lodged here as metaphors;

in notes,

as images,





our personhoods postponed, our selves deferred,

(though unattractive residues persist, mere obstacles to hygiene and control).


So file us under pending.


Battered, blurred,

we inch between the tragic and absurd.
















It is not cheering,

being old, in pain, about to die,

the nurses do not like it when you shout,

turning hostile, they neglect your hurt,

they have their own, internal miseries.

One is allergic to her skin,

one was not told she had to work all week

here in the closed ward under quarantine;

if it is cheering that we’re hearing now

it’s distant televisions, not for us -

these are the promises, the guarantees.



















The ward is closed,

we’re scrupulously pale

we wash our hands in alcohol in fear

of spreading further the unwritten word

of vomiting and diarrhoea.


















‘I wish to God that I were dead’

he calls out as they make him stand

he wants to fall back on his bed

but that is not what they have planned.


He seeks the swift simplicities,

the minimum of fuss and pain,

while nurses with their therapies

require that he should work again.
















The sun comes out (‘comes out’,

as if released from prison,

or discharged)

and there are dark birds blown like scraps of bag;

it has discharged itself, protective cloud

has roiled away to blackbird-eggshell-blue

and still this building leaks and lets off steam,

a shanty-town of huts stacked at the gate

a mystery of plans we dare not trust

a portakabin-temporary time

that ticks into an era.



Place and I
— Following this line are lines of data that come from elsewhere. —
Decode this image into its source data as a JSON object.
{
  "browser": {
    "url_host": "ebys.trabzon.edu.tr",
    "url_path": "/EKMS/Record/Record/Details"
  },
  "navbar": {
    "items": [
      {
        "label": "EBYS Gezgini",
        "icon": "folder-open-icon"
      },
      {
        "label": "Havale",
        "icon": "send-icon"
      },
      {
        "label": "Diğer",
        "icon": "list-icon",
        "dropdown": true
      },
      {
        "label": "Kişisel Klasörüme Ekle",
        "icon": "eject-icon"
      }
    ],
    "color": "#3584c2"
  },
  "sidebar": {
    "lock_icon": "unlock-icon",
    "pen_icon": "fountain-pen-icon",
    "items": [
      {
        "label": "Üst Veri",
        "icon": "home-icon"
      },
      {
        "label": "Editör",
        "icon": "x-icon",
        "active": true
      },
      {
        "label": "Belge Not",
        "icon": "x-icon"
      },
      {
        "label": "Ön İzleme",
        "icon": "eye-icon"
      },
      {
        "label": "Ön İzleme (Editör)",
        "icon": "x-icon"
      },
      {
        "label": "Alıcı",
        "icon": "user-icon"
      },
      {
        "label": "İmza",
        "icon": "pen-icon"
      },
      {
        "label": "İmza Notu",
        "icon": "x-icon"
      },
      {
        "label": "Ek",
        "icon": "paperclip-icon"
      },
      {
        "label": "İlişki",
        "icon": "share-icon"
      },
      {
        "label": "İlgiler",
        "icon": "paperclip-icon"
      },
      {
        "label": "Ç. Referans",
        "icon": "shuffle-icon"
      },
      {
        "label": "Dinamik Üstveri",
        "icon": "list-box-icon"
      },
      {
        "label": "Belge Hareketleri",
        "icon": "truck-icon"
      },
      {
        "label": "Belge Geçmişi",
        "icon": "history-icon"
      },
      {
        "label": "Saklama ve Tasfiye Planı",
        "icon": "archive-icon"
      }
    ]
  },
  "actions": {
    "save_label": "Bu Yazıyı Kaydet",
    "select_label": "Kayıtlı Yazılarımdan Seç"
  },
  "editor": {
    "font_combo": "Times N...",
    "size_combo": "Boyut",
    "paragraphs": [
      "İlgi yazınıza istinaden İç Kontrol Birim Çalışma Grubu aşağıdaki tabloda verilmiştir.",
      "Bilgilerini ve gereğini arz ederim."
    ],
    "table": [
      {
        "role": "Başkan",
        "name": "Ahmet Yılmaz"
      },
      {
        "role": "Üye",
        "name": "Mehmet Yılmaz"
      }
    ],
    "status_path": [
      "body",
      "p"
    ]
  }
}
in permanent transition, reconstruct.....

All my lost clocks,

their batteries expired

gone feral now.


My life goes on without me, as it must.